Before Trump, presidents based most clemency decisions on what they thought would best serve justice. But in pardoning war criminals, allies who refused to “flip” on him, or the simply well-connected, Trump is serving only himself.
The damage goes way beyond the individual pardons, especially because they’re so typical of all his behavior. Trump’s open cheating corrupts our whole system, by making corruption seem normal, or even “smart,” as he boasts.
It degrades what the Founders knew as “civic virtue” — our shared faith in democratic values — without which democracy can’t survive. Many of Trump’s followers see what he’s doing, but accept it because they think everything is corrupt and “at least he’s on our side.”
This is one of many frightening parallels between the state of our democracy and the fall of one of its inspirations, the ancient Roman Republic. Caesar Augustus took over when Romans, like many of us, had lost their faith in democracy. Augustus promised to make Rome great again — as long as the people gave him all the power and accepted corruption as normal.

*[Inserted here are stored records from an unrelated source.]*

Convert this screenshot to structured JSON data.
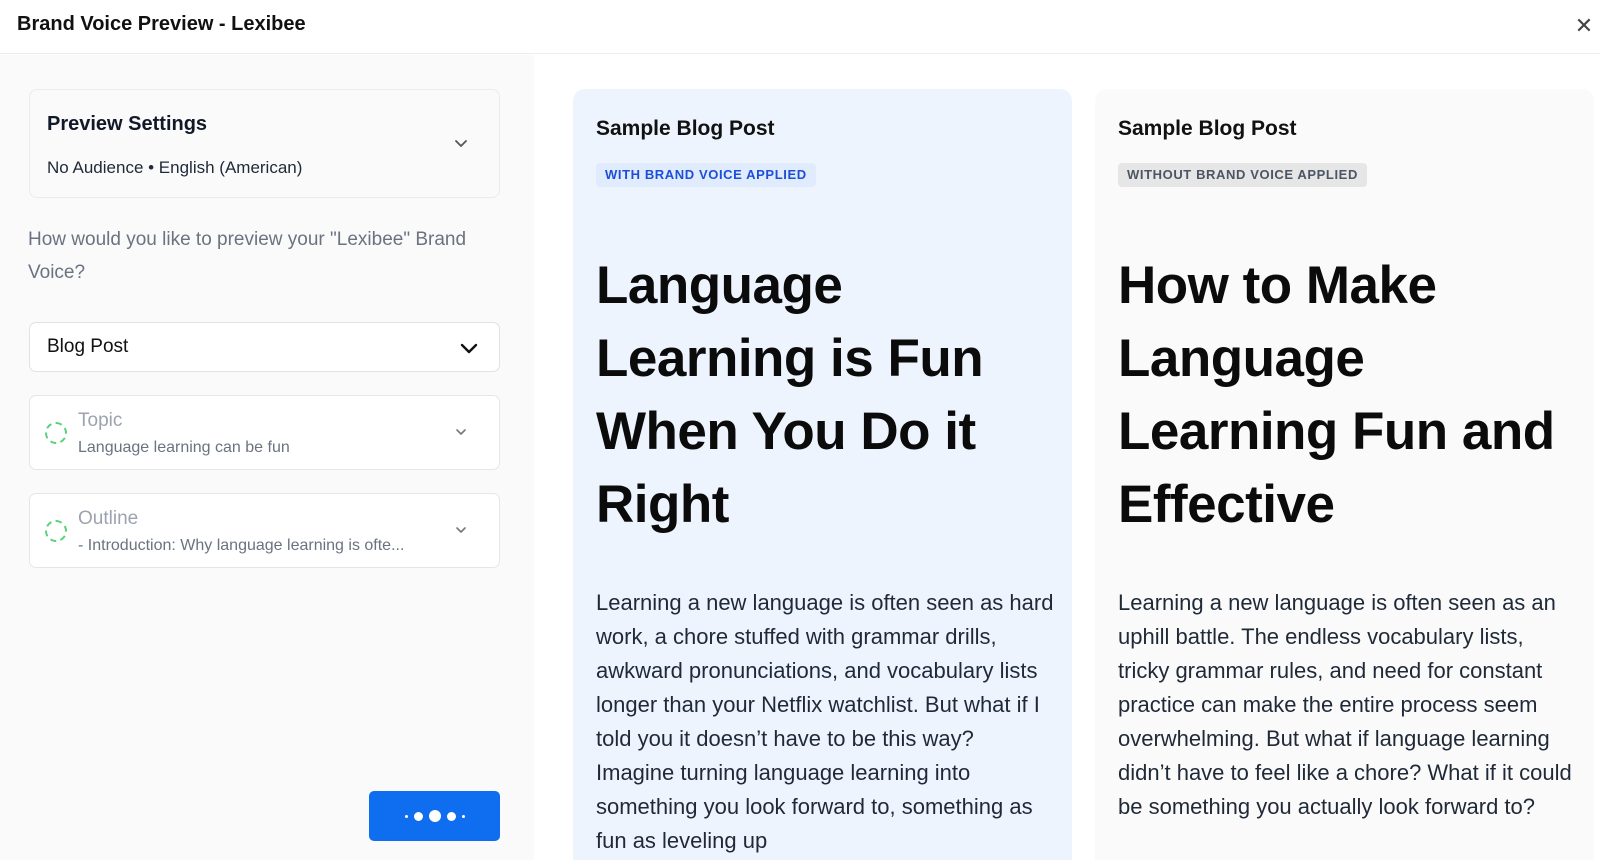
{
  "window": {
    "title": "Brand Voice Preview - Lexibee",
    "close_icon": "close-icon"
  },
  "settings": {
    "title": "Preview Settings",
    "summary": "No Audience • English (American)",
    "chevron_icon": "chevron-down-icon"
  },
  "question": "How would you like to preview your \"Lexibee\" Brand Voice?",
  "content_type": {
    "selected": "Blog Post",
    "chevron_icon": "chevron-down-icon"
  },
  "fields": {
    "topic": {
      "label": "Topic",
      "value": "Language learning can be fun",
      "status_icon": "loading-spinner-icon"
    },
    "outline": {
      "label": "Outline",
      "value": "- Introduction: Why language learning is ofte...",
      "status_icon": "loading-spinner-icon"
    }
  },
  "generate_button": {
    "state": "loading",
    "icon": "loading-dots-icon"
  },
  "preview_with": {
    "title": "Sample Blog Post",
    "badge": "WITH BRAND VOICE APPLIED",
    "headline": "Language Learning is Fun When You Do it Right",
    "body": "Learning a new language is often seen as hard work, a chore stuffed with grammar drills, awkward pronunciations, and vocabulary lists longer than your Netflix watchlist. But what if I told you it doesn’t have to be this way? Imagine turning language learning into something you look forward to, something as fun as leveling up"
  },
  "preview_without": {
    "title": "Sample Blog Post",
    "badge": "WITHOUT BRAND VOICE APPLIED",
    "headline": "How to Make Language Learning Fun and Effective",
    "body": "Learning a new language is often seen as an uphill battle. The endless vocabulary lists, tricky grammar rules, and need for constant practice can make the entire process seem overwhelming. But what if language learning didn’t have to feel like a chore? What if it could be something you actually look forward to?"
  },
  "colors": {
    "accent": "#0f6ef0",
    "with_panel_bg": "#edf4fe",
    "with_badge_text": "#1d4ed8",
    "spinner": "#5ad07a"
  }
}
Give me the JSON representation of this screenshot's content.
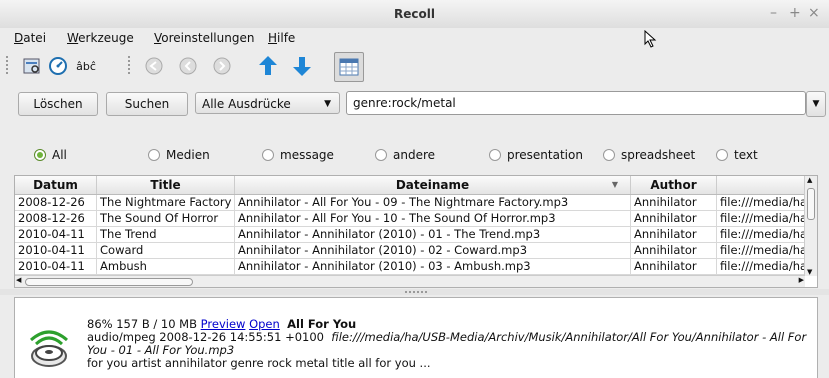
{
  "window": {
    "title": "Recoll",
    "controls": [
      "–",
      "+",
      "×"
    ]
  },
  "menu": [
    {
      "label": "Datei",
      "accel": "D",
      "rest": "atei"
    },
    {
      "label": "Werkzeuge",
      "accel": "W",
      "rest": "erkzeuge"
    },
    {
      "label": "Voreinstellungen",
      "accel": "V",
      "rest": "oreinstellungen"
    },
    {
      "label": "Hilfe",
      "accel": "H",
      "rest": "ilfe"
    }
  ],
  "toolbar": {
    "accent_label": "âbĉ",
    "icons": [
      "spell-icon",
      "history-icon",
      "accent-icon",
      "first-page-icon",
      "prev-page-icon",
      "next-page-icon",
      "sort-up-icon",
      "sort-down-icon",
      "table-view-icon"
    ]
  },
  "search": {
    "clear_label": "Löschen",
    "search_label": "Suchen",
    "mode": "Alle Ausdrücke",
    "query": "genre:rock/metal"
  },
  "filters": [
    {
      "label": "All",
      "selected": true
    },
    {
      "label": "Medien",
      "selected": false
    },
    {
      "label": "message",
      "selected": false
    },
    {
      "label": "andere",
      "selected": false
    },
    {
      "label": "presentation",
      "selected": false
    },
    {
      "label": "spreadsheet",
      "selected": false
    },
    {
      "label": "text",
      "selected": false
    }
  ],
  "results": {
    "columns": [
      "Datum",
      "Title",
      "Dateiname",
      "Author",
      ""
    ],
    "rows": [
      [
        "2008-12-26",
        "The Nightmare Factory",
        "Annihilator - All For You - 09 - The Nightmare Factory.mp3",
        "Annihilator",
        "file:///media/ha/U"
      ],
      [
        "2008-12-26",
        "The Sound Of Horror",
        "Annihilator - All For You - 10 - The Sound Of Horror.mp3",
        "Annihilator",
        "file:///media/ha/U"
      ],
      [
        "2010-04-11",
        "The Trend",
        "Annihilator - Annihilator (2010) - 01 - The Trend.mp3",
        "Annihilator",
        "file:///media/ha/U"
      ],
      [
        "2010-04-11",
        "Coward",
        "Annihilator - Annihilator (2010) - 02 - Coward.mp3",
        "Annihilator",
        "file:///media/ha/U"
      ],
      [
        "2010-04-11",
        "Ambush",
        "Annihilator - Annihilator (2010) - 03 - Ambush.mp3",
        "Annihilator",
        "file:///media/ha/U"
      ]
    ]
  },
  "detail": {
    "relevance": "86% 157 B / 10 MB",
    "preview_link": "Preview",
    "open_link": "Open",
    "title": "All For You",
    "mime": "audio/mpeg",
    "date": "2008-12-26 14:55:51 +0100",
    "url": "file:///media/ha/USB-Media/Archiv/Musik/Annihilator/All For You/Annihilator - All For You - 01 - All For You.mp3",
    "abstract": "for you artist annihilator genre rock metal title all for you ..."
  },
  "colors": {
    "accent_blue": "#1e86d6",
    "radio_selected": "#6fb33a",
    "link": "#0000cc"
  }
}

Trump’s pardons for the 2007 Nisour Square massacre in Iraq are among the most shameful actions by any president: a great wrong committed for the pettiest of motives. The Nisour Square victims were innocent civilians — including children — who were shot down and blown up by four Blackwater contractors. All Americans should read the heart-rending account of Thomas O’Connor, the leader of the FBI team that investigated this war crime and its coverup. As with the My Lai massacre in Vietnam, we need to face what has been done in our name, especially because following Trump’s pardon, all of us now carry the shame.
Presidents have often made controversial clemency decisions for what they believed were the right reasons. In 1862, Abraham Lincoln defied great pressure and commuted the death sentences of 265 of 303 Dakota Sioux Indians convicted of killing hundreds of settlers during an uprising. Lincoln knew that many of the condemned Indians were probably innocent, so he chose to study the details of every case personally. He said, “I cannot afford to hang people for votes.” That’s a leader.
Less clear-cut was the decision by Lincoln’s successor, Andrew Johnson, to pardon nearly all Confederate rebels. On the one hand, it might be seen as Lincolnesque generosity, but on the other hand, Johnson was notoriously supportive of slave-owners.
Gerald Ford preemptively pardoned Richard Nixon for Watergate crimes because Ford believed healing the nation was more important than punishing Nixon. But many voters disagreed, and that may have been what cost Ford his re-election.
There have been other clemency decisions that looked as outright shady as Trump’s, like Bill Clinton’s pardon of campaign donor Marc Rich and his wife Denise, or George H.W. Bush’s pardons of the leaders of the Iran-Contra scheme, in which Bush was implicated. But by far, most of the pardons issued by all presidents before Trump were legitimate.
Clemency is supposed to be granted only when the scales of justice are out of balance. The framers of the Constitution believed that like the English king, the American president should be able to intervene when punishment was “too sanguinary and cruel,” as Alexander Hamilton wrote in Federalist 74. Hamilton was probably too optimistic in trusting that the pardon power would always “inspire scrupulousness and caution” in future presidents. He and the other framers knew there would be some shabby behavior at the state and local level, but assumed that national leaders wouldn’t rise so high unless they were people of character and honor. As Hamilton wrote in Federalist 68:
The process of election affords a moral certainty, that the office of President will never fall to the lot of any man who is not in an eminent degree endowed with the requisite qualifications. Talents for low intrigue, and the little arts of popularity, may alone suffice to elevate a man to the first honors in a single State; but it will require other talents, and a different kind of merit, to establish him in the esteem and confidence of the whole Union, or of so considerable a portion of it as would be necessary to make him a successful candidate for the distinguished office of President of the United States.
Hamilton was a genius, but he sure got that wrong, didn’t he?
In the normal modern clemency process, applications are reviewed by the Office of the Pardon Attorney within the Department of Justice and recommendations are then sent to the president. Trump frequently skips the process and just pardons friends and allies, like the ones who helped him obstruct the Mueller investigation, or people whose stories he can exploit politically, like the Nisour Square four, or Eddie Gallagher, the Navy Seal convicted of other war crimes in Iraq.
According to DOJ records going back to 1897 (presented visually by Pew Research), the fewest applications were received during George H.W. Bush’s one term: 1,466. Barack Obama’s two terms saw the most: 36,544. The Trump administration has received 10,051 requests, the overwhelming majority of which have been denied or ignored. With the addition of his pre-Christmas handout of 49 pardons and commutations, Trump has given clemency in 93 cases, by far the lowest percentage recorded by the DOJ.
But each one was hand-picked.